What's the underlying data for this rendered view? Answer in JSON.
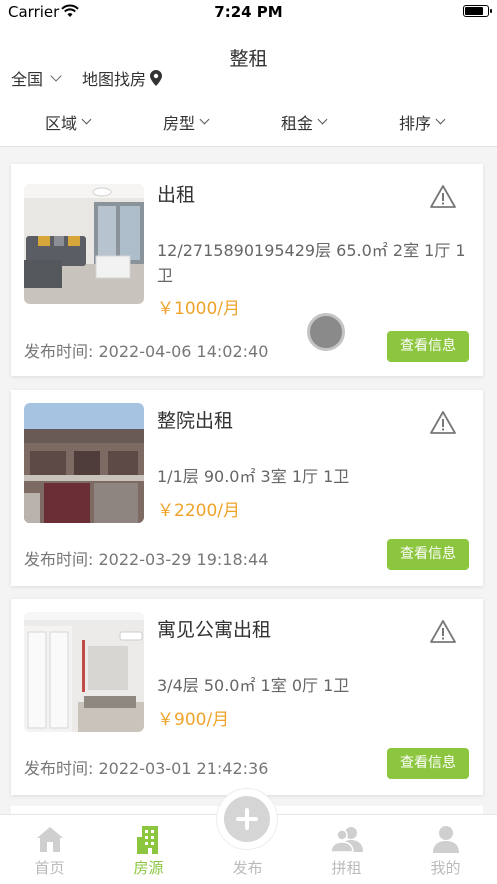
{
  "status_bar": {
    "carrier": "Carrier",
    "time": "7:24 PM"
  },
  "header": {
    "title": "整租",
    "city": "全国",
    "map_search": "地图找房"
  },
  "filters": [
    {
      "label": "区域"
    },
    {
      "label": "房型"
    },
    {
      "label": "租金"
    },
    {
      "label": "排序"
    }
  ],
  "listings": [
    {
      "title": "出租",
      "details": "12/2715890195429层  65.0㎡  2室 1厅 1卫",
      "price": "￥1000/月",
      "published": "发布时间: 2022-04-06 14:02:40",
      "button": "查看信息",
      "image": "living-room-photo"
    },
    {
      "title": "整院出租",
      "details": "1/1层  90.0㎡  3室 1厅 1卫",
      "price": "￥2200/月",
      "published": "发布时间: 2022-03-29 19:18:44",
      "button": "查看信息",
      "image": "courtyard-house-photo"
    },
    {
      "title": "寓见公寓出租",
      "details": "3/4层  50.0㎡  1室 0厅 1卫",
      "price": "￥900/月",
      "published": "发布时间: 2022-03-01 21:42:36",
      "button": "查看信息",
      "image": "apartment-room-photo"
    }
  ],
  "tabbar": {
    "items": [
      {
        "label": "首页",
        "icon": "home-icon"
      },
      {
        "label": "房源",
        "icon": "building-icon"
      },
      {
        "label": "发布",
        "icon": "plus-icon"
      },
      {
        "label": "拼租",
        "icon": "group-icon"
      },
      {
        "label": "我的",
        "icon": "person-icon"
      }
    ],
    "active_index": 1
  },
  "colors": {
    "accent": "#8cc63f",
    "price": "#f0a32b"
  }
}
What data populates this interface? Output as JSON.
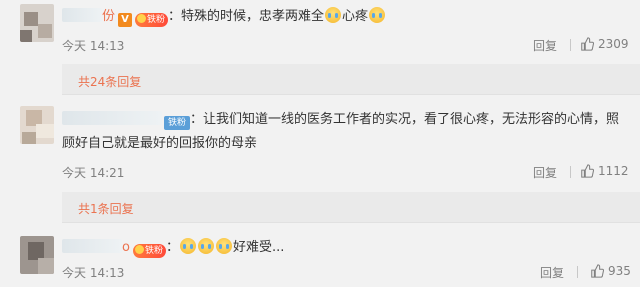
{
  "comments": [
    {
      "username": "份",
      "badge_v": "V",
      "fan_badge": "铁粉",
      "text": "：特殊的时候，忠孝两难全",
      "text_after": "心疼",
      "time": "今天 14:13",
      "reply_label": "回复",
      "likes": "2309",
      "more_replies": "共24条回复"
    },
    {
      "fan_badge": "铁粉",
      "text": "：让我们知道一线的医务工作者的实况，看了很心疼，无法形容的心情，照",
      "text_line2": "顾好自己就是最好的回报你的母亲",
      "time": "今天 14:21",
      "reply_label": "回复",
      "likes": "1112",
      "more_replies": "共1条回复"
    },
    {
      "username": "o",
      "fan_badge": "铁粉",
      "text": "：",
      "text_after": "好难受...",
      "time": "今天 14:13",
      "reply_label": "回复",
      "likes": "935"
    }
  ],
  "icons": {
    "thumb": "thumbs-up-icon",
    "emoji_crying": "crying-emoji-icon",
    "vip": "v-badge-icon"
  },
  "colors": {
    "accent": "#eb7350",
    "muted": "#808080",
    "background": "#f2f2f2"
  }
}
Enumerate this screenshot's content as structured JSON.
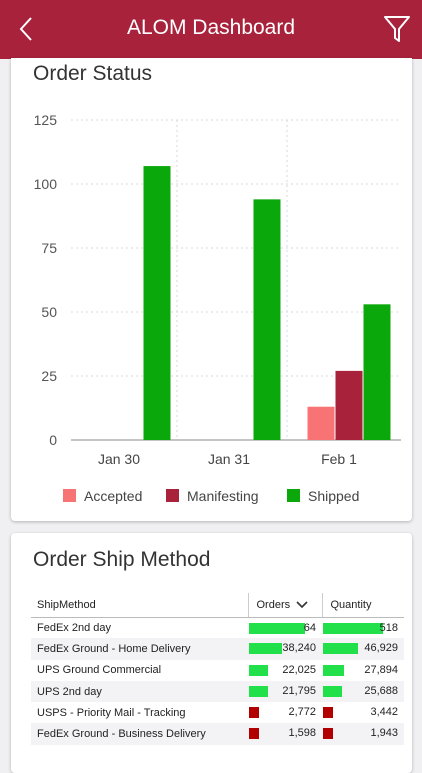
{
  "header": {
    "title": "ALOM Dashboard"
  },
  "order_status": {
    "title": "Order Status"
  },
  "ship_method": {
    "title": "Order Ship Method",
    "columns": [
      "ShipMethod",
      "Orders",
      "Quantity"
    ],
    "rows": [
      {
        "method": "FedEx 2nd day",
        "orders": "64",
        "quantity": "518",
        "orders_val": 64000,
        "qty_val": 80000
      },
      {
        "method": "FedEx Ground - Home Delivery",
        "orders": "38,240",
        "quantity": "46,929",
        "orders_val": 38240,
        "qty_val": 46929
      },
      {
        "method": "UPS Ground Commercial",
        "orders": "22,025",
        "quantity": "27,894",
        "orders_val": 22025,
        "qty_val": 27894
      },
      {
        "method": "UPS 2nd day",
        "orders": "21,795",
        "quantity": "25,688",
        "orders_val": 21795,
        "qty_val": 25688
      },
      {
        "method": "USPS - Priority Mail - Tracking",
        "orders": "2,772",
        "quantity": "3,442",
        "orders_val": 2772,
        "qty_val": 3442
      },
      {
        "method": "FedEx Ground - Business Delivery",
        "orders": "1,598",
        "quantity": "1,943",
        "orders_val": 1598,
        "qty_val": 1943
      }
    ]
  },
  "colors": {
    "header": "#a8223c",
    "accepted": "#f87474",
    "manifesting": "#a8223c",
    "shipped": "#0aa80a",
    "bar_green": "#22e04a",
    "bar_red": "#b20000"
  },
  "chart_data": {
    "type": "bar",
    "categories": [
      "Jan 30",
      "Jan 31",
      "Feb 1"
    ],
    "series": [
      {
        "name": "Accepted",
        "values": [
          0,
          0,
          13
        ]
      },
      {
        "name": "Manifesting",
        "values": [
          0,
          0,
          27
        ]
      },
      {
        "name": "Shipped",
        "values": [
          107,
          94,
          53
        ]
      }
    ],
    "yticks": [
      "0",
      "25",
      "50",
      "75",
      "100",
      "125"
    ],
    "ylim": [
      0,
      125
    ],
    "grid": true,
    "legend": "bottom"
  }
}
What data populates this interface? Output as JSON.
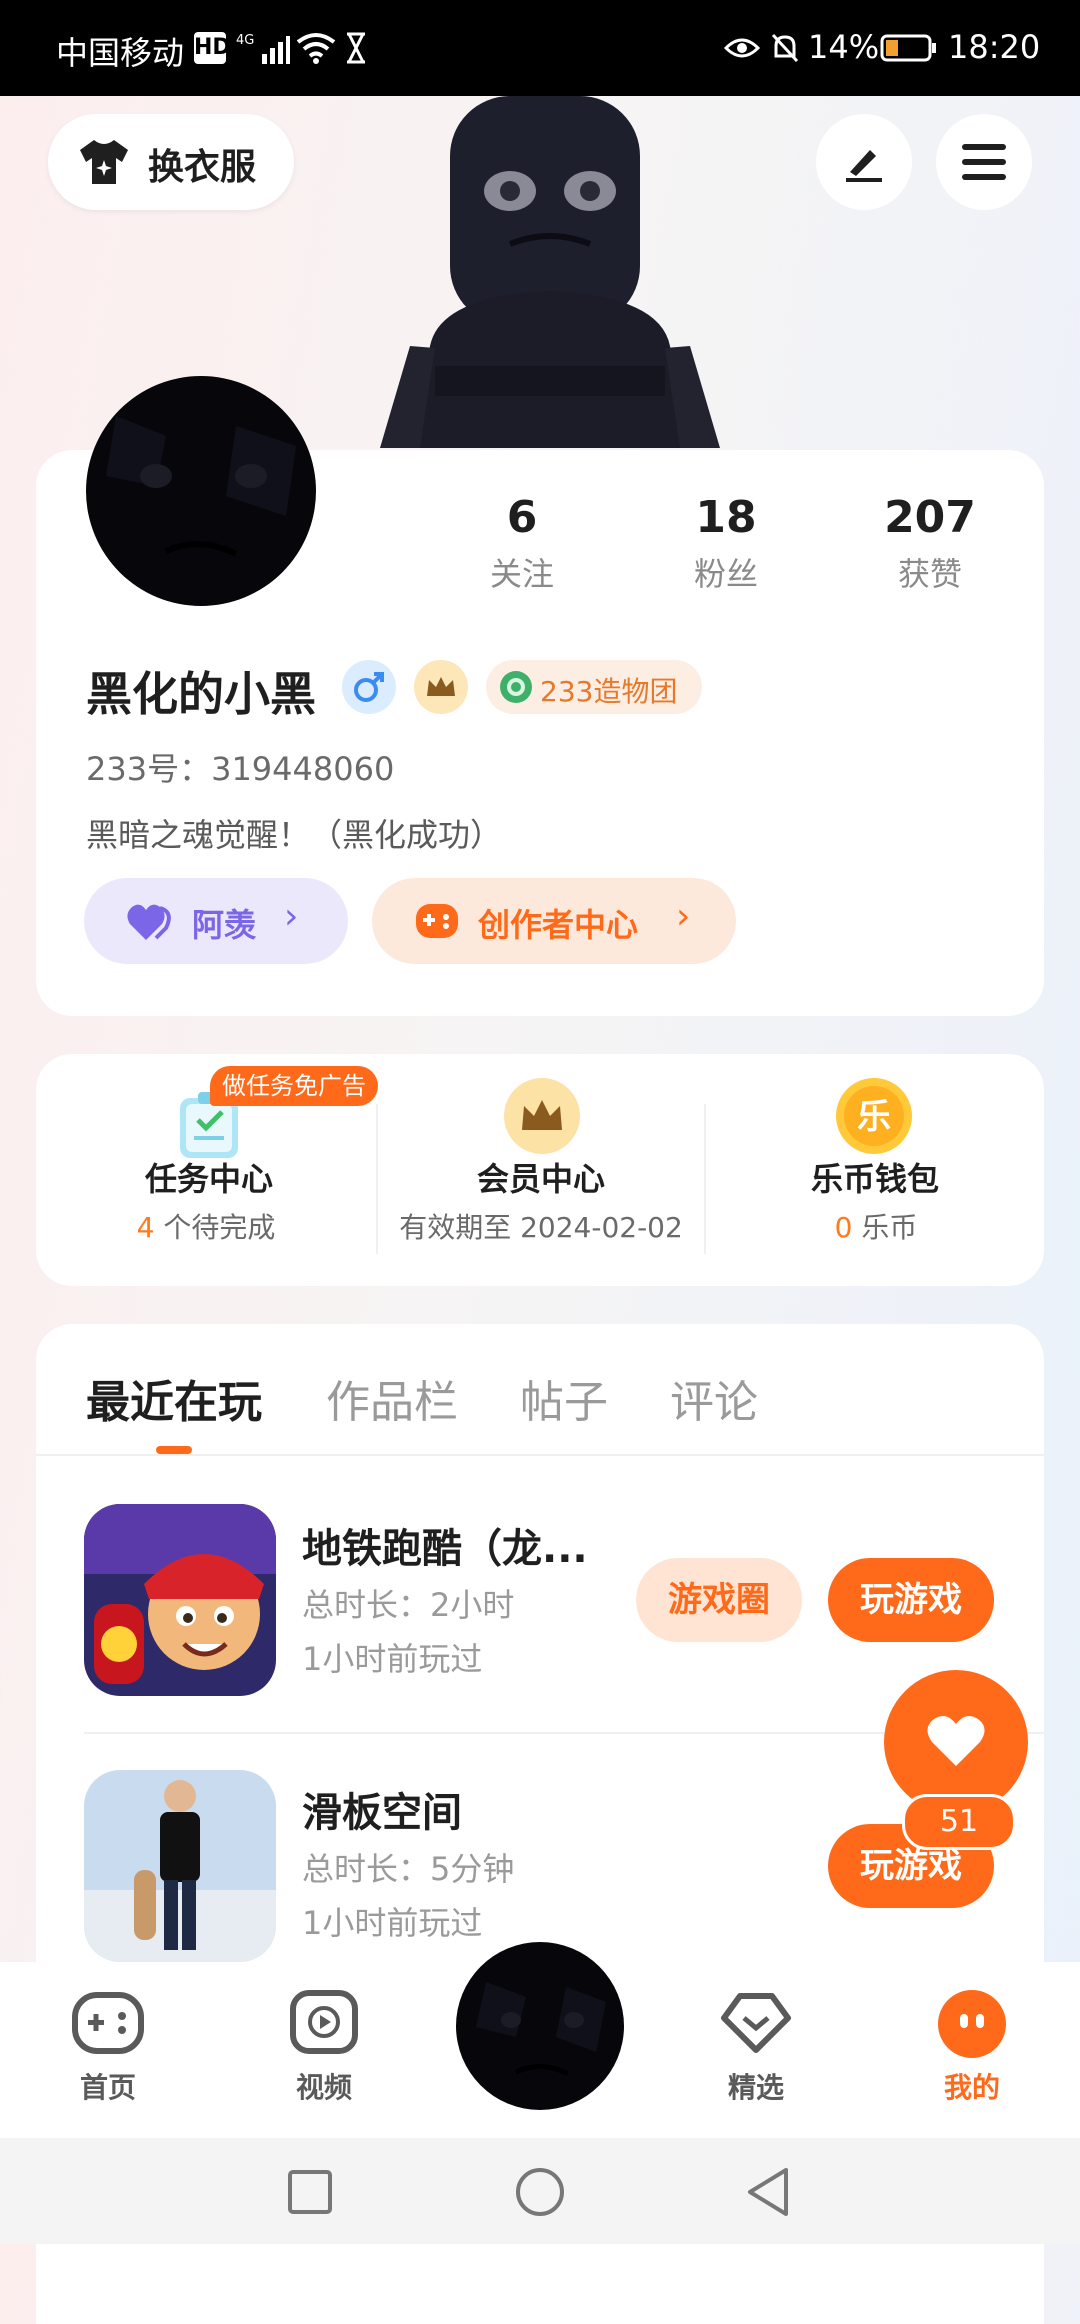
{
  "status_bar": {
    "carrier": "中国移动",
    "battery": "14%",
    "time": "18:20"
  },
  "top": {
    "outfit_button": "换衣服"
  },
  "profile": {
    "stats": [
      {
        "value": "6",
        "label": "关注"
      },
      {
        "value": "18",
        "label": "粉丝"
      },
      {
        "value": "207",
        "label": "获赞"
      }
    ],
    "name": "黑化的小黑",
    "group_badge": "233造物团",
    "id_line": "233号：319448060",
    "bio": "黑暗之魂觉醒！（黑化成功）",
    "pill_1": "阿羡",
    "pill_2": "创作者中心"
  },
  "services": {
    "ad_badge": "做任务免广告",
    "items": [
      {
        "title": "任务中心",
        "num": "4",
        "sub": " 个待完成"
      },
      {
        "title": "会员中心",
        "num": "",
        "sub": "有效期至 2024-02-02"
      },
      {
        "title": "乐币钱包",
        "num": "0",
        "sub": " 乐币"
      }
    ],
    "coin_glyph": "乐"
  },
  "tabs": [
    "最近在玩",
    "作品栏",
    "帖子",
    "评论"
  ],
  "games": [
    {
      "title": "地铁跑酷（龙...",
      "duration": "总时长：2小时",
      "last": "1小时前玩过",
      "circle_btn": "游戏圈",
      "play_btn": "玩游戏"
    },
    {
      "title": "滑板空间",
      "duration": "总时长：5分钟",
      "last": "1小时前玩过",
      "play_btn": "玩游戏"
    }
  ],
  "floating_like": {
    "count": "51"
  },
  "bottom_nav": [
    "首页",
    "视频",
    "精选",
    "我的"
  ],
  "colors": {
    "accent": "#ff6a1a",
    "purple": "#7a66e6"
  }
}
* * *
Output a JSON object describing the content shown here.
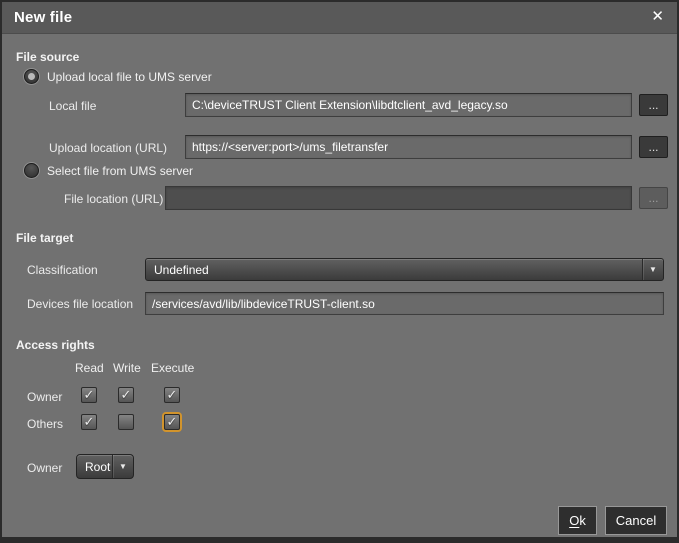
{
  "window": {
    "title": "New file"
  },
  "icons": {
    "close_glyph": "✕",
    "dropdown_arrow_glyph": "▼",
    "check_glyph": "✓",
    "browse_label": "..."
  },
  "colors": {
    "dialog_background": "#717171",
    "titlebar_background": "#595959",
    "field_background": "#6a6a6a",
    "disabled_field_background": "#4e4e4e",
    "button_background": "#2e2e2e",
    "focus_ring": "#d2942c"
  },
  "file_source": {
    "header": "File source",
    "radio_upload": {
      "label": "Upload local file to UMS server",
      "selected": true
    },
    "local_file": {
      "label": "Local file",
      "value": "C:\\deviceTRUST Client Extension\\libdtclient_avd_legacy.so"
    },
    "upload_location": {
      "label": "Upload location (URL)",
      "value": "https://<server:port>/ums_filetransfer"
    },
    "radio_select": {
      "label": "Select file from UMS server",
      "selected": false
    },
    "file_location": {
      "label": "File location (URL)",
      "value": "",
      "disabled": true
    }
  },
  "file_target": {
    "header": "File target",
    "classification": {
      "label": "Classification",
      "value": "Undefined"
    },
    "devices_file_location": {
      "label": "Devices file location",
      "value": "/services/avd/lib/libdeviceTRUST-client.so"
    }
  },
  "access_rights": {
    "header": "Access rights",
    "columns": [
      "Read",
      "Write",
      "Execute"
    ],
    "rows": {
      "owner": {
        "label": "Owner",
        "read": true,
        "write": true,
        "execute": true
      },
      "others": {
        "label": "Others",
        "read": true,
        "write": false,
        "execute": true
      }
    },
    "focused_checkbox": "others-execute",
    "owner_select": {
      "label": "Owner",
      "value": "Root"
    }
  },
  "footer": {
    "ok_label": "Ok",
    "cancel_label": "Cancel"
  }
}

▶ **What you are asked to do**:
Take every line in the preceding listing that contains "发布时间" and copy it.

▶ **Answer**:
      "published": "发布时间: 2022-04-06 14:02:40",
      "published": "发布时间: 2022-03-29 19:18:44",
      "published": "发布时间: 2022-03-01 21:42:36",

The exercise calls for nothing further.